We discuss switching to more climate-responsive, lower emitting, durable, locally-sourced materials, energy efficiency and electrification. As Audree Grubesic explains, modular construction (where 75% of the building of a home is done at the factory), robotics and 3D printing reduce waste, save time, use different materials, and allow for wholesale procurement and therefore housing that is attainable. Co-operative models enable bulk land purchases and negotiations with private developers. In the US, commercial space is being re-purposed, though this does come at a cost.

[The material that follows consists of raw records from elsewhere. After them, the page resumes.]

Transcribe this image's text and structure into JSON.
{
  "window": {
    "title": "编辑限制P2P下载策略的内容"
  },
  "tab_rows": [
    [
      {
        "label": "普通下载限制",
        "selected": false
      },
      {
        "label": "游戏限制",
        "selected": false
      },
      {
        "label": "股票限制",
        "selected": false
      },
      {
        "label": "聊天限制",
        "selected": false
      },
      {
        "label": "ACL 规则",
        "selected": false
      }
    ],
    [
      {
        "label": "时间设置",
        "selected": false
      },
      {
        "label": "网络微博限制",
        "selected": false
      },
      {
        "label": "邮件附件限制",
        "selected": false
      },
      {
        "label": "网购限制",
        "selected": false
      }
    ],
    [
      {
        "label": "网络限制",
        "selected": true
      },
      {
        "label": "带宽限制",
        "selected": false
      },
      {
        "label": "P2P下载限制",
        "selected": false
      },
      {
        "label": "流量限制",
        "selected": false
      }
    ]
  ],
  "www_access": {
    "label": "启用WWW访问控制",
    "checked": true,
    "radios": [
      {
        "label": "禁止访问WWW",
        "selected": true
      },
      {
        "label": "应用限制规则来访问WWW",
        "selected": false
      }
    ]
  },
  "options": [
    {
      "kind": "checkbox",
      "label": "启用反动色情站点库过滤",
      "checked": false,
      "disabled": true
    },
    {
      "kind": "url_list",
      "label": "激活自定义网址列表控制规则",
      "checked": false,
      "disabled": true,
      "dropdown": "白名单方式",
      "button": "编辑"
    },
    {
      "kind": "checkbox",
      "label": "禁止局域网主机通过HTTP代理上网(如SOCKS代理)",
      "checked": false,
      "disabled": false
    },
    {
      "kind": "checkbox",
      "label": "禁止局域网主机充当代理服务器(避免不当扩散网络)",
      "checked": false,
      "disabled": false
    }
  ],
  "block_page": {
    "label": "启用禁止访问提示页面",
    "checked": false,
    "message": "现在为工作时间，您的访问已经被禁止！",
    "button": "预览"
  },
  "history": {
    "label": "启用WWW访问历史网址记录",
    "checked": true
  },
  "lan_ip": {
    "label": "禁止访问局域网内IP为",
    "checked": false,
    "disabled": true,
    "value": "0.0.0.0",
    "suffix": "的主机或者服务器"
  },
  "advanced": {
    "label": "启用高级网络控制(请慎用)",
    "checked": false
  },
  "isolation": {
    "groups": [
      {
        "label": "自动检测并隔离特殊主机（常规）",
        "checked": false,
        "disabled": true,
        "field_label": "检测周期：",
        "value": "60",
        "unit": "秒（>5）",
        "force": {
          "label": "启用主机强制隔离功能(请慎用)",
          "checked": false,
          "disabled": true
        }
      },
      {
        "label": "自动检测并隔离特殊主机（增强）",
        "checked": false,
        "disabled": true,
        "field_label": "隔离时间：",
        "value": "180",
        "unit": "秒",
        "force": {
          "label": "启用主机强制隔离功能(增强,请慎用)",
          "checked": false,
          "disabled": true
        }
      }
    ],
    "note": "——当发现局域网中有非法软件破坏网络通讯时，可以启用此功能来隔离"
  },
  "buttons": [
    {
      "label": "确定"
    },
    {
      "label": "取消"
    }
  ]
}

For inclusive design, we must work with local communities and cultures - which are not necessarily homogenous or static - from the start. As Thea Kurdi says, while over 1.3 billion people today live with some form of disability, ‘universal design’ will ensure housing more readily caters for the different needs of everybody, even as their circumstances change.
Finally, housing does not exist in a vacuum - around it are streets, shops, transport, employment, culture, worship, healthcare, schools and other services that draw us to cities in the first place. However, urban land and its development, says Steve Brooks, is expensive. Densification and meeting our daily needs within walking distance are essential if we are to fit more people in the same area, and not squander space for private vehicles. His experience with urban renewal in the challenging hilly environment of Kigali, Rwanda, is particularly fascinating!
Accessibility Specialist and
Thea Kurdi has 20 plus years of experience in barrier-free and universal
design for architectural projects of varying size and complexity. She is a frequent guest speaker at local
and international conferences, and schools of architecture and interior design, a monthly contributor to
AMI’s Now with Dave Brown Show, and on the Board of Directors for ArtsBuild Ontario and the
Universal Design Network of Canada. Thea has focused her career on helping clients understand how
universal design is better design for everyone, and how to achieve usable accessibility and comply with
the Human Rights Code.
Founder and Director of Architecture
Urban Planning Constellation
Steve Brooks is a seasoned architect and urban designer with a vision to improve human living conditions and the planet through thoughtful human centered sustainable and resilient development. He has over 40 years of experience through the design management of hundreds of millions of dollars value of institutional building construction with complex interdisciplinary teams. Most recently he has been involved with sustainable urban planning in East Africa. He formed the Urban Planning Constellation with a group of stellar experts and their associated firms with whom he has spent many years in international collaboration and friendship.
CEO & President,
Modular Sure Site, Off Site Dirt
Audree M Grubesic is the owner of Modular Sure Site, an Off-Site Construction Management Service company. She has first-hand experience of project management on site using offsite solutions. Over the past 25+ years, she has excelled in marketing, sales, new business development, and homebuilding. This experience has led her to create a niche in the modular construction industry. Our specialty is modular residential and commercial consulting, along with management services including full team development.
For this episode we will be supporting SINA by donating £100 for Every 100 Listeners which will allow :
One young urban refugee in Uganda supported to join SINA for 6 months to unleash his/her potential
Marginalized youth and refugees lack opportunities to create a dignified life and are expected to remain in poverty. Social Innovation Academies in East Africa are transforming the educational system and allowing marginalized communities to create their own solutions and social enterprises tackling root causes of social problems.